LONDON — The global music market in 2004 enjoyed its best performance in five years.
Shipments of physical formats reached $33.6 billion, a 1.3% drop in value compared to 2003 figures, according to statistics unveiled March 22 by the International Federation of the Phonographic Industry. The worldwide market registered a year-on-year 0.4% drop in volume to 2.75 billion units.
The IFPI’s figures incorporate only physical sales of audio and music video carriers.

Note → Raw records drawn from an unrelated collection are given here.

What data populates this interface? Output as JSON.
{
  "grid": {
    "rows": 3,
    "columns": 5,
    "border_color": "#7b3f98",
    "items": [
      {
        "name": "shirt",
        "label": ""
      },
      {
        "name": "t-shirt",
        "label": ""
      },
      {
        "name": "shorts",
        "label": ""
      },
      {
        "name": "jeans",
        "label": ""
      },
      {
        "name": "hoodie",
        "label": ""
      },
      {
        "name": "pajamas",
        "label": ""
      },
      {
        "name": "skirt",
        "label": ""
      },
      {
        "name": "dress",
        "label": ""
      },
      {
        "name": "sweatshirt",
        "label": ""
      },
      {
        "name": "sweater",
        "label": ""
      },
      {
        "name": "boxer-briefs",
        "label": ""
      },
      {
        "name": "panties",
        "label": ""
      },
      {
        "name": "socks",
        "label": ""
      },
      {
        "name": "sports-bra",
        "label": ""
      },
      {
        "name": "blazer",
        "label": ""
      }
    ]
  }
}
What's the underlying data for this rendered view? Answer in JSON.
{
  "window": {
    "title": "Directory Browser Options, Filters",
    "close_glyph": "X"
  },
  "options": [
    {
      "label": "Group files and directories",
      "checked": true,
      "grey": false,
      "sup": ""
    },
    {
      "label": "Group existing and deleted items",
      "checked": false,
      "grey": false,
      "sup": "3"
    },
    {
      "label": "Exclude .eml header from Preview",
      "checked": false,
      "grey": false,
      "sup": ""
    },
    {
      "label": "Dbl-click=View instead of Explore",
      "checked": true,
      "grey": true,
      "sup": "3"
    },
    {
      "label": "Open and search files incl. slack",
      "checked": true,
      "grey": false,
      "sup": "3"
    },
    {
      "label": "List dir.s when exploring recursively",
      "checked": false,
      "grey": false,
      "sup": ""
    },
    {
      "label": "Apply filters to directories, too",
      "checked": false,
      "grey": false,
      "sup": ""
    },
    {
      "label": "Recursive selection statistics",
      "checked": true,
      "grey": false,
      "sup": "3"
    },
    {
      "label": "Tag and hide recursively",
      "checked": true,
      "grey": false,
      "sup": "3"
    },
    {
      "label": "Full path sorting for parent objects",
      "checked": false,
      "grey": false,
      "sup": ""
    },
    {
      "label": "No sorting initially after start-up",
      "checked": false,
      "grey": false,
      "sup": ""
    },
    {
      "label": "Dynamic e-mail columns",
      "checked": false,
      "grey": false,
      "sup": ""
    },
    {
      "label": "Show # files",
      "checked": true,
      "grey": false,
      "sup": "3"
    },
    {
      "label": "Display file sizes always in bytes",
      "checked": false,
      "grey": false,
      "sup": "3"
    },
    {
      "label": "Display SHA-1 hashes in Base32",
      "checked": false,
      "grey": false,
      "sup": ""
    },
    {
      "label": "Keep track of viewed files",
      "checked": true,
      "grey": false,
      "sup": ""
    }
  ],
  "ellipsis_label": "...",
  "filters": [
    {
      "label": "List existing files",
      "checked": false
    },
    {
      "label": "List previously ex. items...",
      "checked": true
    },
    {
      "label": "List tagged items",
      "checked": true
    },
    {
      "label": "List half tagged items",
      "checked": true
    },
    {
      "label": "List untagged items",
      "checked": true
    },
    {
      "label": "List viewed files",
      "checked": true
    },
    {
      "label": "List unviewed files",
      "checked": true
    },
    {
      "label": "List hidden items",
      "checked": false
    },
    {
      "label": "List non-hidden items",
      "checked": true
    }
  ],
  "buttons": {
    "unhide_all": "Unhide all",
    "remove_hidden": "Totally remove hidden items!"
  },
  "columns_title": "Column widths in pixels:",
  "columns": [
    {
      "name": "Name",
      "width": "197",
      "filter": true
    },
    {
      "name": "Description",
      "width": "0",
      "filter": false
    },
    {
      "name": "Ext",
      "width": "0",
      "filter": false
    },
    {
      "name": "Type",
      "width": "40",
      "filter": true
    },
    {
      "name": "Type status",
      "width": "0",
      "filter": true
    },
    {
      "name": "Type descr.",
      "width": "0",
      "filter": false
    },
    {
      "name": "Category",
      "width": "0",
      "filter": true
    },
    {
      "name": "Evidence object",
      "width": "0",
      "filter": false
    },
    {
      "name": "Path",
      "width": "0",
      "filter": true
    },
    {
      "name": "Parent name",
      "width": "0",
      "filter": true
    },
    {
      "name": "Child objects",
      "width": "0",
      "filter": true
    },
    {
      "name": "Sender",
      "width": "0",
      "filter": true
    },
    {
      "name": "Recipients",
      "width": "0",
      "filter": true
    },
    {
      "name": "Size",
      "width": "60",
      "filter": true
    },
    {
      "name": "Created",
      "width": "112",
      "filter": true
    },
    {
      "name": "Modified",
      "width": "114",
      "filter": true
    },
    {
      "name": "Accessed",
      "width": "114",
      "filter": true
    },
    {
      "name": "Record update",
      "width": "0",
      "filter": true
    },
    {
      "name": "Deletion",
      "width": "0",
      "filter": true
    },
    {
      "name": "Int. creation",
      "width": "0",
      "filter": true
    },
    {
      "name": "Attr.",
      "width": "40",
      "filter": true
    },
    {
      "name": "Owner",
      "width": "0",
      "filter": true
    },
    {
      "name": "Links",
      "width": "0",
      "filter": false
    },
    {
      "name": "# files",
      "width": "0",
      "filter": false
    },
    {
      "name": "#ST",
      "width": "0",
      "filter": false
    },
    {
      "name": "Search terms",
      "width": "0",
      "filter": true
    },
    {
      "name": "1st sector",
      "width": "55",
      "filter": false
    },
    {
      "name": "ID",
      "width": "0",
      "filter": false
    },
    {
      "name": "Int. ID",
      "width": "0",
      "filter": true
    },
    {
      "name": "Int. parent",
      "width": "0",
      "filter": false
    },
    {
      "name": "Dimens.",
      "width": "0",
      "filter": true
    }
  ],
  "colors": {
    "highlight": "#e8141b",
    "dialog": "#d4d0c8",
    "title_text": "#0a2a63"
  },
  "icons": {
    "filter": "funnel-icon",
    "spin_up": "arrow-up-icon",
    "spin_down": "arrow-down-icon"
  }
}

The trade group estimates that if online and mobile sales of digital music were taken into account, overall global sales would be flat in comparison with 2003.
IFPI chairman/CEO John Kennedy says in a statement, “There are now good signs that the pattern of falling sales is behind us, but there is still a long way to go to get satisfactory rates of market growth.”
The IFPI notes that strong performances in the United States and the United Kingdom, and a slowing rate of decline in a number of other markets (most notably Germany), helped secure what it describes as “the best year-on-year trend in global music sales for five years.”
“2004 was a pretty good year for the industry because the continuous drop we experienced in [recent] years almost stopped,” Universal Music International chairman/CEO Jorgen Larsen tells ELW. Although he maintains that physical and online piracy continue to threaten the industry, Larsen highlights the positive effect of the maturing legitimate download market.
The IFPI confirms that the slight downturn in physical audio shipments was offset by increasing demand for DVD music video and the development of the digital music business.
At $28.9 billion, CD album shipments in 2004 were down 0.9% in value compared with 2003. CD albums still accounted for 86% of total sales, the same figure as the previous year. Shipments of audio formats (CD, vinyl, cassette, MiniDisc, SACD) fell 2.6% in value to $30.9 billion. Shipments of music DVD rose 23.2% to $2.7 billion and now account for 8% of the total value, vs. 6% in 2003.
The United States remained by a wide margin the world’s largest market in 2004, increasing its lead over No. 2 Japan. Shipments in the United States rose 2.6% to $12.1 billion. The Japanese market experienced another year of declines, with shipments down 1.8% to $5.1 billion.
Shipments of top-selling albums appear to have reversed several years of decline. 2004’s top 50 albums were up 8% in value compared with those of 2003. According to the IFPI, eight albums sold more than 5 million copies in 2004, vs. five in the previous year. The top-selling album in 2004 was Usher’s “Confessions” (LaFace/Zomba), followed by Norah Jones’ “Feels Like Home” (Blue Note) and Eminem’s “Encore” (Interscope).
The IFPI collects data from its national groups. The figures are based on shipments to retail, adjusted for returns. The trade group is starting to compile data from downloads, digital subscriptions and mobile sales, but sources at the organization say the results are not yet ready for publication. However, industry estimates suggest that download sales represent 1%-1.5% of overall sales.